What to produce => In full and without alteration, write out the data below.

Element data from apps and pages

-- -- --

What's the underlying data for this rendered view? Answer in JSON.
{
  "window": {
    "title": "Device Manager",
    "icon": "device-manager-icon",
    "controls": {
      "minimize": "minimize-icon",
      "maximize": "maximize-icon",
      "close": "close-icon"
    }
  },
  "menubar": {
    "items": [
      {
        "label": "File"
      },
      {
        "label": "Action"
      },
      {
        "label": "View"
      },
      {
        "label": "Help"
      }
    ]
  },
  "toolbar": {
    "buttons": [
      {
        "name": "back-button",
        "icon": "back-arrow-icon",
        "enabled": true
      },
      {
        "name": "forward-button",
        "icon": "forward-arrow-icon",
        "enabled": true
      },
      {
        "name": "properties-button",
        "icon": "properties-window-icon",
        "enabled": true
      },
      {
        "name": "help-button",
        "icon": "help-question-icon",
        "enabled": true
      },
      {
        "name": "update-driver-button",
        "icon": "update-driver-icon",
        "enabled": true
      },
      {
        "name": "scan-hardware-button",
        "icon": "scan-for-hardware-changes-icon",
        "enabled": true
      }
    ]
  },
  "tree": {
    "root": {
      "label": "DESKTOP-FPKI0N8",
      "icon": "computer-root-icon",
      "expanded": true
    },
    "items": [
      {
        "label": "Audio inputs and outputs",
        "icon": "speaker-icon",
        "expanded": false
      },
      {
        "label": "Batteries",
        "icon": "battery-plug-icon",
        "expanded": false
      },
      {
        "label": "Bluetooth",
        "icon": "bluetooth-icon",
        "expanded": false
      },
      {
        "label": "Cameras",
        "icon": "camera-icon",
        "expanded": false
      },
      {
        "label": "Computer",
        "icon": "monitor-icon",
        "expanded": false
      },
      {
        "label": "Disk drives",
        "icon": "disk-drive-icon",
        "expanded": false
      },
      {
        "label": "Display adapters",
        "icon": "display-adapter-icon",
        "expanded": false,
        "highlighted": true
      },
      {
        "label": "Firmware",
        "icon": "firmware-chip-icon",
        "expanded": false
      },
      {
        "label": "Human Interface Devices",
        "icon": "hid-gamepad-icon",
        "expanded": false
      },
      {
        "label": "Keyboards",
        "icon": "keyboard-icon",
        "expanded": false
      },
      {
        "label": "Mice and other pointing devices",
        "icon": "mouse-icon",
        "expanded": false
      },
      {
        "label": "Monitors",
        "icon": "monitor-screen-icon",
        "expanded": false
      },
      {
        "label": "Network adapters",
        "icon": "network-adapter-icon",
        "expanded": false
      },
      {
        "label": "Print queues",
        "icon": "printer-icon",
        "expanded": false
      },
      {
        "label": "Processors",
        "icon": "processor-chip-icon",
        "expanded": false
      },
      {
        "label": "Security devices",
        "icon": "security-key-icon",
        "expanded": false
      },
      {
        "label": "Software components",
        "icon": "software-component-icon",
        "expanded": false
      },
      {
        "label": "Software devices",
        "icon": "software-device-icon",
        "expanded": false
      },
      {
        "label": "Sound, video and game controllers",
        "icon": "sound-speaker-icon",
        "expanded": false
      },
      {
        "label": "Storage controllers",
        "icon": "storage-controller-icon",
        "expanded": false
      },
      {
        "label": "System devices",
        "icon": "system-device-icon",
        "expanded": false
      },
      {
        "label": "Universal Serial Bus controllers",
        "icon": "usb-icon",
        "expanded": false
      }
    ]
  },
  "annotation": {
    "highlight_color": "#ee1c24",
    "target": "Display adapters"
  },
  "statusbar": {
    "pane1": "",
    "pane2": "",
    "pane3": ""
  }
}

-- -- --

Completed exercise =>
What's the underlying data for this rendered view? Answer in JSON.
{
  "window": {
    "title": "Device Manager",
    "icon": "device-manager-icon",
    "controls": {
      "minimize": "minimize-icon",
      "maximize": "maximize-icon",
      "close": "close-icon"
    }
  },
  "menubar": {
    "items": [
      {
        "label": "File"
      },
      {
        "label": "Action"
      },
      {
        "label": "View"
      },
      {
        "label": "Help"
      }
    ]
  },
  "toolbar": {
    "buttons": [
      {
        "name": "back-button",
        "icon": "back-arrow-icon",
        "enabled": true
      },
      {
        "name": "forward-button",
        "icon": "forward-arrow-icon",
        "enabled": true
      },
      {
        "name": "properties-button",
        "icon": "properties-window-icon",
        "enabled": true
      },
      {
        "name": "help-button",
        "icon": "help-question-icon",
        "enabled": true
      },
      {
        "name": "update-driver-button",
        "icon": "update-driver-icon",
        "enabled": true
      },
      {
        "name": "scan-hardware-button",
        "icon": "scan-for-hardware-changes-icon",
        "enabled": true
      }
    ]
  },
  "tree": {
    "root": {
      "label": "DESKTOP-FPKI0N8",
      "icon": "computer-root-icon",
      "expanded": true
    },
    "items": [
      {
        "label": "Audio inputs and outputs",
        "icon": "speaker-icon",
        "expanded": false
      },
      {
        "label": "Batteries",
        "icon": "battery-plug-icon",
        "expanded": false
      },
      {
        "label": "Bluetooth",
        "icon": "bluetooth-icon",
        "expanded": false
      },
      {
        "label": "Cameras",
        "icon": "camera-icon",
        "expanded": false
      },
      {
        "label": "Computer",
        "icon": "monitor-icon",
        "expanded": false
      },
      {
        "label": "Disk drives",
        "icon": "disk-drive-icon",
        "expanded": false
      },
      {
        "label": "Display adapters",
        "icon": "display-adapter-icon",
        "expanded": false,
        "highlighted": true
      },
      {
        "label": "Firmware",
        "icon": "firmware-chip-icon",
        "expanded": false
      },
      {
        "label": "Human Interface Devices",
        "icon": "hid-gamepad-icon",
        "expanded": false
      },
      {
        "label": "Keyboards",
        "icon": "keyboard-icon",
        "expanded": false
      },
      {
        "label": "Mice and other pointing devices",
        "icon": "mouse-icon",
        "expanded": false
      },
      {
        "label": "Monitors",
        "icon": "monitor-screen-icon",
        "expanded": false
      },
      {
        "label": "Network adapters",
        "icon": "network-adapter-icon",
        "expanded": false
      },
      {
        "label": "Print queues",
        "icon": "printer-icon",
        "expanded": false
      },
      {
        "label": "Processors",
        "icon": "processor-chip-icon",
        "expanded": false
      },
      {
        "label": "Security devices",
        "icon": "security-key-icon",
        "expanded": false
      },
      {
        "label": "Software components",
        "icon": "software-component-icon",
        "expanded": false
      },
      {
        "label": "Software devices",
        "icon": "software-device-icon",
        "expanded": false
      },
      {
        "label": "Sound, video and game controllers",
        "icon": "sound-speaker-icon",
        "expanded": false
      },
      {
        "label": "Storage controllers",
        "icon": "storage-controller-icon",
        "expanded": false
      },
      {
        "label": "System devices",
        "icon": "system-device-icon",
        "expanded": false
      },
      {
        "label": "Universal Serial Bus controllers",
        "icon": "usb-icon",
        "expanded": false
      }
    ]
  },
  "annotation": {
    "highlight_color": "#ee1c24",
    "target": "Display adapters"
  },
  "statusbar": {
    "pane1": "",
    "pane2": "",
    "pane3": ""
  }
}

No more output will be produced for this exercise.